The Valdosta Daily Times
As Dr. John Gaston discusses what he considers the greatest achievement of his time as the dean of Valdosta State University College of the Arts, one cannot help but notice the plant that stretches along the shelves and walls of one side of his office.
Its vines reach to the ceiling. Its green stretches from the potted soil of its possible origin, interconnecting with the leaves of another plant atop another book shelf nearly half of the office away.
Mention this, Gaston radiates his quiet smile, and says, the plant was something purchased at Walmart, and it has just grown into this network of vines. One can become lost in the rhythm of its eco-circuitry, uncertain where one plant ends and another begins.
Yet, why would such a plant capture a visitor’s eye? Especially at this moment, when a respected man such as John Gaston, on the cusp of retiring as the College of Arts dean come the end of June, discusses what he considers his greatest achievement from more than a decade in the job.
The plant is no distraction. Rather, its interconnected complexity complements Gaston’s words.
In his eyes, his greatest achievement: Seeing the numerous departments — communications arts, visual arts, theatre, dance, music, etc. — working together, all interconnected. All of the elements were already there, he explains. As dean, Gaston encouraged the arts departments to intermingle: The music department serves as the orchestra for the theatre and dance productions of Peach State Summer Theatre; mass media continues filming the Valdosta Symphony Orchestra; VSU musicians perform for VSU Art opening exhibit receptions; VSU Theatre & Dance partner with VSU Music to raise performing arts scholarships through Dancing with the Valdosta Stars.
“We have worked together well, the departments,” Gaston says. “People are amazed to have these artistic types who can eat at the same table.”
As for Gaston’s role, he describes it almost as a gardener, which is something he enjoys in his off-time along with cultivating bonsai trees. He nurtures talents, but administrates best by staying out of the way. He believes in letting them do what they are trained to do.
“You are the expert,” he says of this approach. “How can I help you do what you want to do?”
Preparing for retirement, Gaston must figure some way to carefully move the thriving plant from his office. He believes the interconnections between departments will continue with his departure.
Asked if he’s looking forward to retirement, Gaston’s eyes brighten, “Yes” booms from a smile grown wide.
With days that often start at 5:30 a.m., in the office before 8 a.m. and not returning home until before 8 p.m. or later most nights, he has stacks of books and materials he has been itching to read and review for years.
“Several people have suggested I will be bored in retirement,” Gaston chuckles. “I will not be bored.”
He also will not let others dictate his retirement. Several people have already suggested ways he can spend his newfound time. Gaston will decide how he spends his retirement. Though he has loved coming to work each morning, he’s waited a long time to pursue other interests.
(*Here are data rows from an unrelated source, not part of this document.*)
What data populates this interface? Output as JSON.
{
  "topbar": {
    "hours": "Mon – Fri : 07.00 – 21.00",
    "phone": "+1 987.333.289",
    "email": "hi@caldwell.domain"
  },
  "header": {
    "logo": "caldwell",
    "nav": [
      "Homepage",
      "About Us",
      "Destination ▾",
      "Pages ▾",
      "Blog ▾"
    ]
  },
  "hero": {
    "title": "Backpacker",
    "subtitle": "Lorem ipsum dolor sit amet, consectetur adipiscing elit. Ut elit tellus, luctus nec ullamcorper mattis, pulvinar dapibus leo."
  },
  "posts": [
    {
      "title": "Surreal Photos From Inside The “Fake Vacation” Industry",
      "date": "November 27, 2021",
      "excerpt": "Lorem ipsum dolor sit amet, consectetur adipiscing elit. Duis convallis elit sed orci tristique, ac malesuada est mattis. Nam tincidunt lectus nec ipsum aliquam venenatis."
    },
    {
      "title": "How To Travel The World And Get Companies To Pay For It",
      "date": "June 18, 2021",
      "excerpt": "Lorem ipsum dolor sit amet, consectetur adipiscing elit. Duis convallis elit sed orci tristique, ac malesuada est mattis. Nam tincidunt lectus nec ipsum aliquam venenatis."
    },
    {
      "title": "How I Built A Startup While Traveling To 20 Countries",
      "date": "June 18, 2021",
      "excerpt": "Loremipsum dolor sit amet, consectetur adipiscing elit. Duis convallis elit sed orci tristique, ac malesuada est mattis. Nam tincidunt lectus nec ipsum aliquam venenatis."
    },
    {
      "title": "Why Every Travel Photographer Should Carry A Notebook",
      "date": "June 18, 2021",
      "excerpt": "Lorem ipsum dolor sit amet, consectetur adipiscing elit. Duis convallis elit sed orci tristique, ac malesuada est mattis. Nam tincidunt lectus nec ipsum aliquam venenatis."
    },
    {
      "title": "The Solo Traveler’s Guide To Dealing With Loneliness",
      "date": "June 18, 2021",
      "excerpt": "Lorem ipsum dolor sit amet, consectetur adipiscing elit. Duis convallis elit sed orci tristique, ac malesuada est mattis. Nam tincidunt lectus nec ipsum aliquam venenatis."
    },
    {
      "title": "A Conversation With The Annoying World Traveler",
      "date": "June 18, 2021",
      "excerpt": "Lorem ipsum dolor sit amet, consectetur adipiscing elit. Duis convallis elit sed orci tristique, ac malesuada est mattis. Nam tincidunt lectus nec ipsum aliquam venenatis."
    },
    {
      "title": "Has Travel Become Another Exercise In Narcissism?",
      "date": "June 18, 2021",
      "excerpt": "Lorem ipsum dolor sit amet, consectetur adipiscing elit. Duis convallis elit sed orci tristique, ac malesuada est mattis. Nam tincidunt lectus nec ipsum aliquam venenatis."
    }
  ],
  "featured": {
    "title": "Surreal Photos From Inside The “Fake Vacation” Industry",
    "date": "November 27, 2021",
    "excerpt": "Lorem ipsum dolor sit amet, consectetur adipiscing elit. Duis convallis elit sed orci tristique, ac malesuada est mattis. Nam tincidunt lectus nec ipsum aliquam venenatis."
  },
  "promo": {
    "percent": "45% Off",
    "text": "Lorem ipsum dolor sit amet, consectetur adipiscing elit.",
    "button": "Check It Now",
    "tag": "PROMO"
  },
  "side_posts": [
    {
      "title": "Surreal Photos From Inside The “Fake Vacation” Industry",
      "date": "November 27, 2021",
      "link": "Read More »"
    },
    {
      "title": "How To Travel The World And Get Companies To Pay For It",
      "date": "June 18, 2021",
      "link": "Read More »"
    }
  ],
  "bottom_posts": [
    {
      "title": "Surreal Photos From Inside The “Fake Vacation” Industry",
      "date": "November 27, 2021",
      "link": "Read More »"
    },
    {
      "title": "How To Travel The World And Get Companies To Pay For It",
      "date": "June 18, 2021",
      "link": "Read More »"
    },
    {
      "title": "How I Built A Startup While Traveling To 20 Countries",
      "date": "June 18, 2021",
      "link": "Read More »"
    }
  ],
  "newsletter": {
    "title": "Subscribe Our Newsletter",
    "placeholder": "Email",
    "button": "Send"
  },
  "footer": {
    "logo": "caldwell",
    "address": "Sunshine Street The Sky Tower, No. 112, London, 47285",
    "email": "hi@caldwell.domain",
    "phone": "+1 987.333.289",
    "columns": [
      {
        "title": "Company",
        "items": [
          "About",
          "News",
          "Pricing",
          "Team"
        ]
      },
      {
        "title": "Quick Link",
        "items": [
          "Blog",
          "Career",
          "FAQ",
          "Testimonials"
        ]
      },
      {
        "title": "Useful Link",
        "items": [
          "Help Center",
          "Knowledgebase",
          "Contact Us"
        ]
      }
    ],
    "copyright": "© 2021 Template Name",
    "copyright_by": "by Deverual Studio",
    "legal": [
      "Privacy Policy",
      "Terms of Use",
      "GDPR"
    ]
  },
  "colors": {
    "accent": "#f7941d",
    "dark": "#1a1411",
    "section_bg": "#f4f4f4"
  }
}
For more than 20 years, since arriving in 1992 at Valdosta State, Gaston has balanced being an administrator as his chief job description while being an artist at heart. Though he has directed and co-directed some VSU Theatre productions, such as “The Piano Player,” and starred as Hoke in Theatre Guild Valdosta’s “Driving Miss Daisy,” administration has typically tipped the scales for Gaston’s time, talents and energies.
Yet, a quick glance at his zoominfo resume, Gaston is not only listed as the College of the Arts academic dean but as a poet, playwright, actor, and storyteller. Before Valdosta, he wrote, produced, acted and toured the one-man show “The Brothers.” He views the arts as not only a way to entertain, not only as a way to express one’s self, but as a means to teach and to learn.
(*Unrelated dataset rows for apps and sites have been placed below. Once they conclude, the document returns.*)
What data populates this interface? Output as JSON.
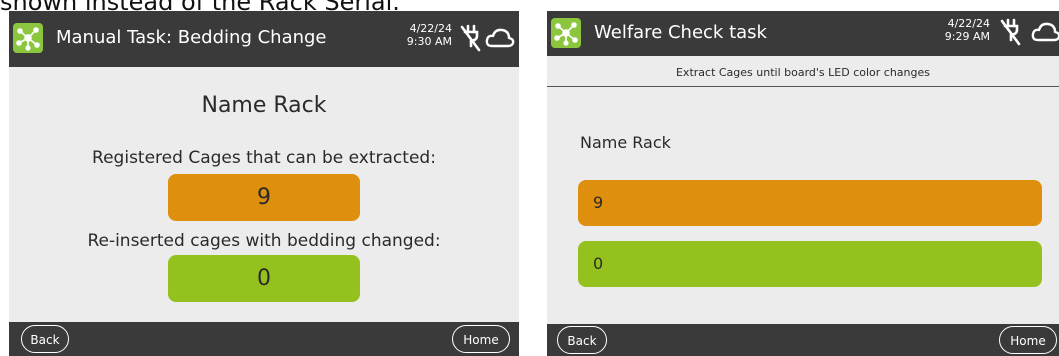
{
  "caption": "shown instead of the Rack Serial.",
  "left": {
    "title": "Manual Task: Bedding Change",
    "date": "4/22/24",
    "time": "9:30 AM",
    "rack_name": "Name Rack",
    "registered_label": "Registered Cages that can be extracted:",
    "registered_value": "9",
    "reinserted_label": "Re-inserted cages with bedding changed:",
    "reinserted_value": "0",
    "back_label": "Back",
    "home_label": "Home"
  },
  "right": {
    "title": "Welfare Check task",
    "date": "4/22/24",
    "time": "9:29 AM",
    "instruction": "Extract Cages until board's LED color changes",
    "rack_name": "Name Rack",
    "orange_value": "9",
    "green_value": "0",
    "back_label": "Back",
    "home_label": "Home"
  },
  "colors": {
    "bar": "#3a3a3a",
    "screen_bg": "#ececec",
    "orange": "#df8f0e",
    "green": "#95c11f",
    "app_icon": "#8cc63f"
  },
  "icons": {
    "app": "network-nodes-icon",
    "status_1": "unplugged-icon",
    "status_2": "cloud-icon"
  }
}
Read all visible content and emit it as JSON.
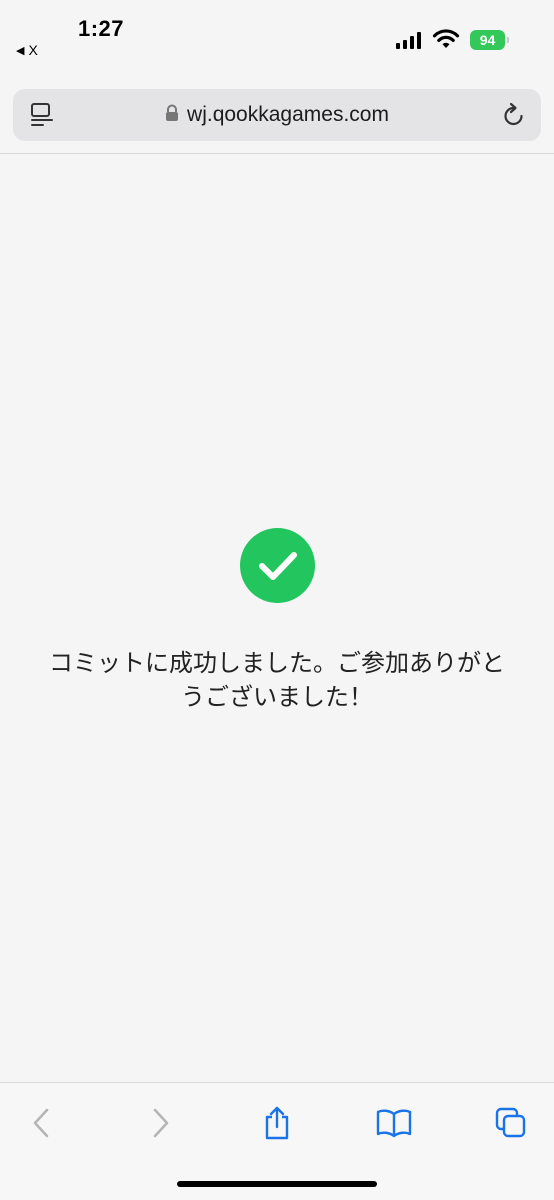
{
  "status_bar": {
    "time": "1:27",
    "back_app_label": "X",
    "battery_level": "94"
  },
  "browser": {
    "url": "wj.qookkagames.com",
    "icons": {
      "reader": "reader-icon",
      "lock": "lock-icon",
      "reload": "reload-icon"
    }
  },
  "content": {
    "success_icon": "checkmark-icon",
    "message": "コミットに成功しました。ご参加ありがとうございました！"
  },
  "toolbar": {
    "buttons": [
      "back-icon",
      "forward-icon",
      "share-icon",
      "bookmarks-icon",
      "tabs-icon"
    ]
  },
  "colors": {
    "success_green": "#22c55e",
    "battery_green": "#34c759",
    "accent_blue": "#1a73e8",
    "disabled_gray": "#b5b5b5",
    "background": "#f5f5f5"
  }
}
In retirement, he hopes to return to writing and creating and sharing his artistic endeavors with young people and children. Gaston recalls how the arts transformed him from being what he describes with a smile as “a shy, skinny kid with glasses into someone who is still skinny, still wears glasses, but not quite as shy.”
The arts changed his life. He has seen how it changes other people’s lives, and he would like to continue changing lives through his art in the coming years.
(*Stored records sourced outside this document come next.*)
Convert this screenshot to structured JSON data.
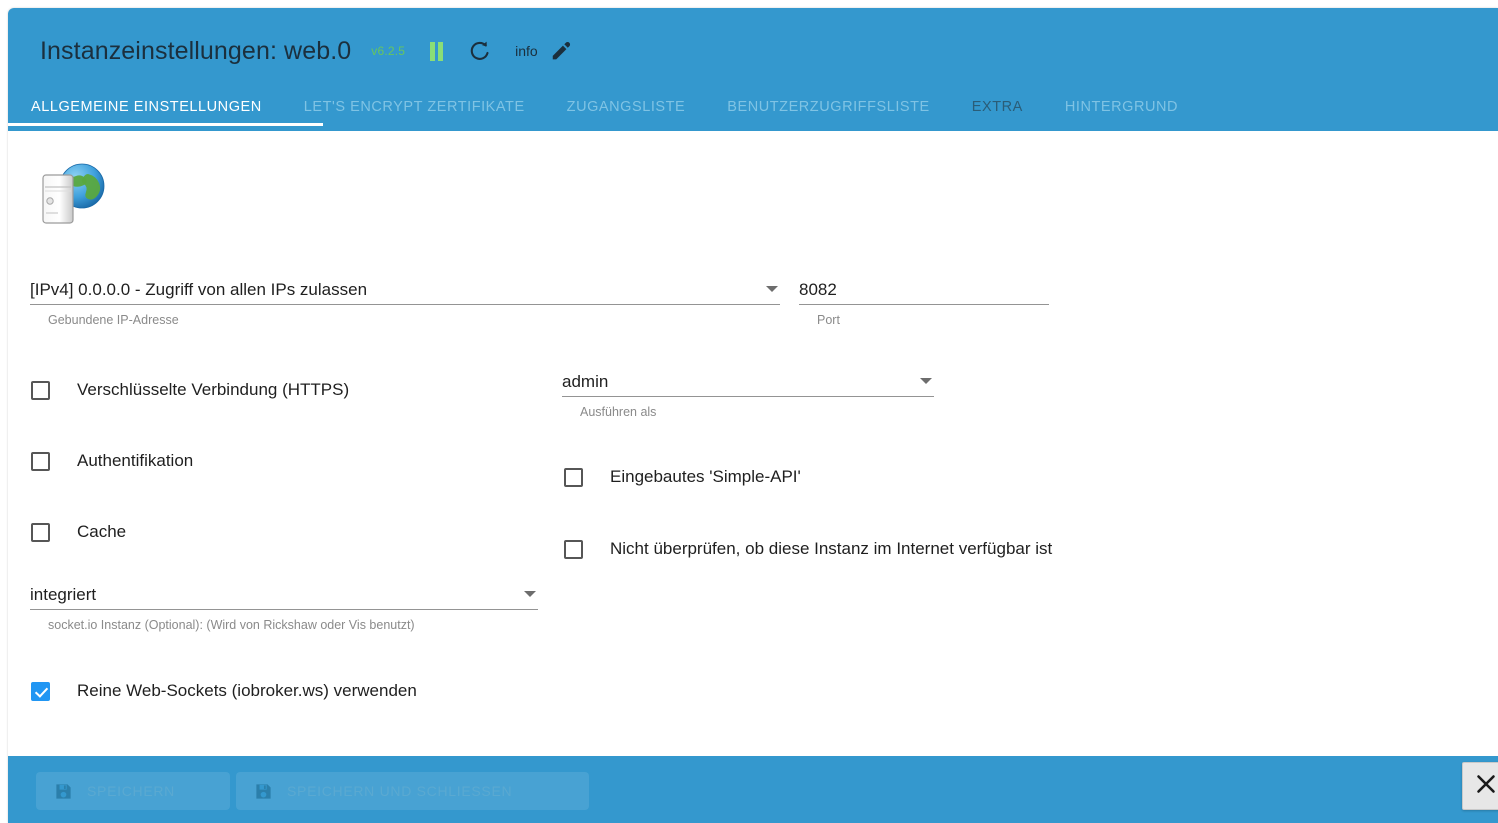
{
  "header": {
    "title": "Instanzeinstellungen: web.0",
    "version": "v6.2.5",
    "pause_icon": "pause-icon",
    "restart_icon": "refresh-icon",
    "info_label": "info",
    "edit_icon": "pencil-icon",
    "background_color": "#3498ce",
    "version_color": "#66c65e"
  },
  "tabs": [
    {
      "label": "ALLGEMEINE EINSTELLUNGEN",
      "state": "active"
    },
    {
      "label": "LET'S ENCRYPT ZERTIFIKATE",
      "state": "inactive"
    },
    {
      "label": "ZUGANGSLISTE",
      "state": "inactive"
    },
    {
      "label": "BENUTZERZUGRIFFSLISTE",
      "state": "inactive"
    },
    {
      "label": "EXTRA",
      "state": "semi"
    },
    {
      "label": "HINTERGRUND",
      "state": "inactive"
    }
  ],
  "form": {
    "adapter_icon": "web-adapter-icon",
    "bind_ip": {
      "value": "[IPv4] 0.0.0.0 - Zugriff von allen IPs zulassen",
      "helper": "Gebundene IP-Adresse",
      "dropdown_icon": "chevron-down-icon"
    },
    "port": {
      "value": "8082",
      "helper": "Port"
    },
    "run_as": {
      "value": "admin",
      "helper": "Ausführen als",
      "dropdown_icon": "chevron-down-icon"
    },
    "socketio": {
      "value": "integriert",
      "helper": "socket.io Instanz (Optional): (Wird von Rickshaw oder Vis benutzt)",
      "dropdown_icon": "chevron-down-icon"
    },
    "checkboxes": {
      "https": {
        "label": "Verschlüsselte Verbindung (HTTPS)",
        "checked": false
      },
      "auth": {
        "label": "Authentifikation",
        "checked": false
      },
      "cache": {
        "label": "Cache",
        "checked": false
      },
      "simple_api": {
        "label": "Eingebautes 'Simple-API'",
        "checked": false
      },
      "no_internet_check": {
        "label": "Nicht überprüfen, ob diese Instanz im Internet verfügbar ist",
        "checked": false
      },
      "pure_websockets": {
        "label": "Reine Web-Sockets (iobroker.ws) verwenden",
        "checked": true
      }
    }
  },
  "footer": {
    "save_label": "SPEICHERN",
    "save_close_label": "SPEICHERN UND SCHLIESSEN",
    "save_icon": "floppy-disk-icon",
    "buttons_disabled": true,
    "background_color": "#3498ce"
  },
  "close_button": {
    "icon": "close-icon"
  }
}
Gaston knows he will be staying in Valdosta, often traveling to see his son and daughter in Kansas, but he will stay in South Georgia because he likes the warmth of both the community and the climate. Possibly, this summer, he will play Hoke again along with Joanne Griner in the title role of a Guild revival of “Driving Miss Daisy.”
But otherwise, he has no definitive plans, other than working in his garden, and cultivating his next creative endeavor, one that will likely grow, and flourish, and reach out to others in a network of connections.